Drawn entirely using vectors in Sketch.
When resizing objects in Sketch, I’d like to see the increment (or decrement) value along with the dimensions.
- The change value is always relative to the dimensions before the drag began, so if you increased the width of the example above by 10, then decreased that by 5 without releasing the drag handle, the counter would read +5.
- If they prove distracting, maybe a “Show dimension change counts” checkbox in the Layers section of Preferences.
- Ideally, these would display when resizing using the keyboard as well.
- Throw typography nerds a bone by using a proper multiplication symbol rather than an x for the width/height separator. I assume you can add it from the Characters palette to the appropriate place in Xcode.
I’m really happy with how the new (nestable!) symbols are shaping up in the Sketch 3.7 betas — great work by the team at Bohemian Coding.
If you want to design UI transitions and responsive layouts without writing the code yourself, Hype Pro is a great option.
To work out the details for specific UI transitions, I frequently just copy and paste design elements from my Sketch document into Hype and go from there. Keep in mind that it is generally easier to manipulate text and boxes if they are created in Hype itself.
For more involved UI simulations, the addition of symbols (particularly those that persist across scenes) makes such a thing much easier to manage than in older versions of Hype.
Platforms that promised to bring convenience to a process or intimacy to a relationship now wedge themselves into the transaction as new middlemen. Then, we’re left to trust in the benevolence of those who have the power to mold our dependencies. Citing a lot of the concerns I mentioned earlier, those people are less responsible and compassionate than we had hoped. In pursuit of convenience, we have opened the door to unscrupulous influence.
The Tumult team has done some great work on the upcoming Hype Pro. If you are a designer who wants to move beyond static mockups and tools that limit you to canned animations, you’ll want to check it out.
It’s a hopeful time for design tools on the Mac.
- Adobe having killed Fireworks, I’ve moved over to Boheman Coding’s Sketch. The addition of symbols in v3 made it practical to use for larger projects. I still miss shared layers from Fireworks, but not the crashes.
- Affinity Designer has great performance, a customizable UI, and a good balance of vector and bitmap tools. It’s not geared toward mocking up numerous screen views, but it seems like a good option for individual illustrations and icons.
- Flying Meat’s Acorn is a great alternative to Photoshop if you need bitmap editing capabilities.
- Quasado’s Gravit provides a good deal of Fireworks’ functionality in an open source, web technologies-based package. It’s still very much a work in progress (no Boolean ops on vectors, no vector export, bugs, etc.), but it already surpasses Fireworks in some ways. The multiple master pages would have been great in Fireworks.

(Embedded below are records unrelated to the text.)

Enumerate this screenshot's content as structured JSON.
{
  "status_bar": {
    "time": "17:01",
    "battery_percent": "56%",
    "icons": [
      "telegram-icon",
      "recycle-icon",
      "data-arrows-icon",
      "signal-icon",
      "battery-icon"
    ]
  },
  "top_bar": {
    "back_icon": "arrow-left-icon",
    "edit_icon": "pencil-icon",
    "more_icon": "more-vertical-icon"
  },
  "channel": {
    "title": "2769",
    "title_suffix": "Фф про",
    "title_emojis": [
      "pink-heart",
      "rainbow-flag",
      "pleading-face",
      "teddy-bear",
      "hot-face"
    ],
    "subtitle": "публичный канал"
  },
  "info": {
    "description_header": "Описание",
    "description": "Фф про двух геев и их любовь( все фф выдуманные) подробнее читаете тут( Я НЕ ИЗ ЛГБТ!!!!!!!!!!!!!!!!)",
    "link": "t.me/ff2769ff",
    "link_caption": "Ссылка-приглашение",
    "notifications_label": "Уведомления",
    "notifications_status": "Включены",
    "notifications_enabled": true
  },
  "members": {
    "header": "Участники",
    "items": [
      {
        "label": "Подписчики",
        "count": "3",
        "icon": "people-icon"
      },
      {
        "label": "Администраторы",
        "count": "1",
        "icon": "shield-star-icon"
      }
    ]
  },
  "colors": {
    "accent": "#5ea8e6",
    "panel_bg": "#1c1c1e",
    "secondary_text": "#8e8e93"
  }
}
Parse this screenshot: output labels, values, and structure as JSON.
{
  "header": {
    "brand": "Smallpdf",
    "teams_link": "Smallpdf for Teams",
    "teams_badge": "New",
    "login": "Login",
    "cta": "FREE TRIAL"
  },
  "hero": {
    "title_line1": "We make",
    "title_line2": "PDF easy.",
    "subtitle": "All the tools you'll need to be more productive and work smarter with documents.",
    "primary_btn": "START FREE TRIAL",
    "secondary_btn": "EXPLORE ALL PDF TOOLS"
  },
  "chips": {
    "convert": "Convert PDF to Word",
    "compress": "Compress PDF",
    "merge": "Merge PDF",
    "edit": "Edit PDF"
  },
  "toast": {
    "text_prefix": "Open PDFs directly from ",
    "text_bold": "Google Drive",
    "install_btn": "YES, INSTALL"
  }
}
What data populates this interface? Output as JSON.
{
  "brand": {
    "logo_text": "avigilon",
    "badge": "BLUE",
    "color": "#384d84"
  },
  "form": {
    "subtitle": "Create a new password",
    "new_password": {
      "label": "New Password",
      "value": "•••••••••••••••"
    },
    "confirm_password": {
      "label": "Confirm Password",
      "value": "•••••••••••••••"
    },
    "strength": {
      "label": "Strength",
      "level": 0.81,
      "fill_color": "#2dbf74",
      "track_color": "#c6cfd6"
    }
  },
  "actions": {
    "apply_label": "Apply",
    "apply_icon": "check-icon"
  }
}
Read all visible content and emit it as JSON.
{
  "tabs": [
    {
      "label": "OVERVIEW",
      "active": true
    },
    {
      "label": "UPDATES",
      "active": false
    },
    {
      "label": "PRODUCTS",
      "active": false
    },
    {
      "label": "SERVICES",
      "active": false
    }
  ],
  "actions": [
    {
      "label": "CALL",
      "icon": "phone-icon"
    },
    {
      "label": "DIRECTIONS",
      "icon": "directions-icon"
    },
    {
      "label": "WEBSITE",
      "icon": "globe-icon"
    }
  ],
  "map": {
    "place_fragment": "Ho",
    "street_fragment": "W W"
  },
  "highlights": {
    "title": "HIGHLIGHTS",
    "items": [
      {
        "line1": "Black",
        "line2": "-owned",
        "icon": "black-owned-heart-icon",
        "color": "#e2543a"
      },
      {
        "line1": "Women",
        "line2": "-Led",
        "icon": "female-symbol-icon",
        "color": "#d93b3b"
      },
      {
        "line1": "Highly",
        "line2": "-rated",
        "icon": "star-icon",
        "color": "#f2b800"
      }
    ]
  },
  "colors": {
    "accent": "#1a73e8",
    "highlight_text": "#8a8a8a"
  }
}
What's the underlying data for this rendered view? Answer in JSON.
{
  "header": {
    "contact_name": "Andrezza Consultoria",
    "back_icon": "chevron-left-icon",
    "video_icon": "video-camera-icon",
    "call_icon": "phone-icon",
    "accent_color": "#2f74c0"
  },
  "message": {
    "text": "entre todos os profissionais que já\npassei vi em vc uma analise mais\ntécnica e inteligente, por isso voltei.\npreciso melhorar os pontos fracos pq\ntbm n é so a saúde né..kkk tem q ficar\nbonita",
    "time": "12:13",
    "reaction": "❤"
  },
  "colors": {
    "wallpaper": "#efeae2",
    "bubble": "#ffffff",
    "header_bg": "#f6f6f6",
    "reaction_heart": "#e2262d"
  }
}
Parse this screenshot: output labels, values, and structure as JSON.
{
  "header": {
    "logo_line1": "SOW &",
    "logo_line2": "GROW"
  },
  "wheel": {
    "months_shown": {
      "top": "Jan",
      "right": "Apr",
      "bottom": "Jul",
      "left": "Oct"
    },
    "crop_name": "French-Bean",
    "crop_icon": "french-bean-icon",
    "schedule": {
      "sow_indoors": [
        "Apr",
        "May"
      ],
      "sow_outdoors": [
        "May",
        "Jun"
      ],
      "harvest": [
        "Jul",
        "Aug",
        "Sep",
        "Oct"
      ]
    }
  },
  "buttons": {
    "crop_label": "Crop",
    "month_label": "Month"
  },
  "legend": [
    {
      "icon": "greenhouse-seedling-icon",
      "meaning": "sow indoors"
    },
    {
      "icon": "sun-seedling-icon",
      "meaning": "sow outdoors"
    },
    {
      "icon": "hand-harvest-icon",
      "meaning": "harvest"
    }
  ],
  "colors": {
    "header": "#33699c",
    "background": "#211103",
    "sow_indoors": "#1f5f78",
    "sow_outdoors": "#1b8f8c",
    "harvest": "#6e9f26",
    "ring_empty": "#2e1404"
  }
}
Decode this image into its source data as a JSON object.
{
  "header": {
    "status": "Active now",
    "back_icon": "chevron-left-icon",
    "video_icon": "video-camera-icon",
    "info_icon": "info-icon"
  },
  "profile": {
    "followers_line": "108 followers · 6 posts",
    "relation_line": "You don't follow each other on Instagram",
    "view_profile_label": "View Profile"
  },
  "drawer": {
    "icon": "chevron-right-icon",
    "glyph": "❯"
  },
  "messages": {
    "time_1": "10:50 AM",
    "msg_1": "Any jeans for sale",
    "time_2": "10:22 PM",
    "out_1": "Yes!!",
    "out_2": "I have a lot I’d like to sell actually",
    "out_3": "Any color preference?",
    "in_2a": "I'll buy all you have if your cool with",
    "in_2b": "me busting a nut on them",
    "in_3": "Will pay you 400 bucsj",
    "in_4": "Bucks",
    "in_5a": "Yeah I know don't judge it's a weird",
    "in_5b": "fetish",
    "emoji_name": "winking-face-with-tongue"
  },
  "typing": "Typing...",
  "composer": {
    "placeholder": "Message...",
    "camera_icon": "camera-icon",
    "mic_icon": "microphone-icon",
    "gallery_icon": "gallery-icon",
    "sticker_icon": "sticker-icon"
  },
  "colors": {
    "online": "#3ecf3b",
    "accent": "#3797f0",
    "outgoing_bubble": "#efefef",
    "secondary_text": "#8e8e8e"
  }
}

- Not having been released, I have not used it, but there is good reason to believe that Bjango’s Skala will be a quality visual design app.
- Relative Wave’s Form looks like a way to build iOS prototypes without all the complexity of Quartz Composer.
- Along similar lines, there is Facebook’s Origami.
- Tumult’s Hype is a good way to build interactive prototypes without coding. I’ve built fairly extensive prototypes using the combination of Sketch and Hype. Unlike Form and Origami, Hype’s output can run on anything with a decent browser.
Most designers for screens could be well served by some combination of the above. My workflow these days is mostly doing graphics and some layout in Sketch, then prototyping in the browser using jQuery with Velocity.js or Snap.svg for animation.
A UI detail for Sketch 3 that would help when working on a file you haven’t touched in a while or one you didn’t create like an inherited project or a downloaded template.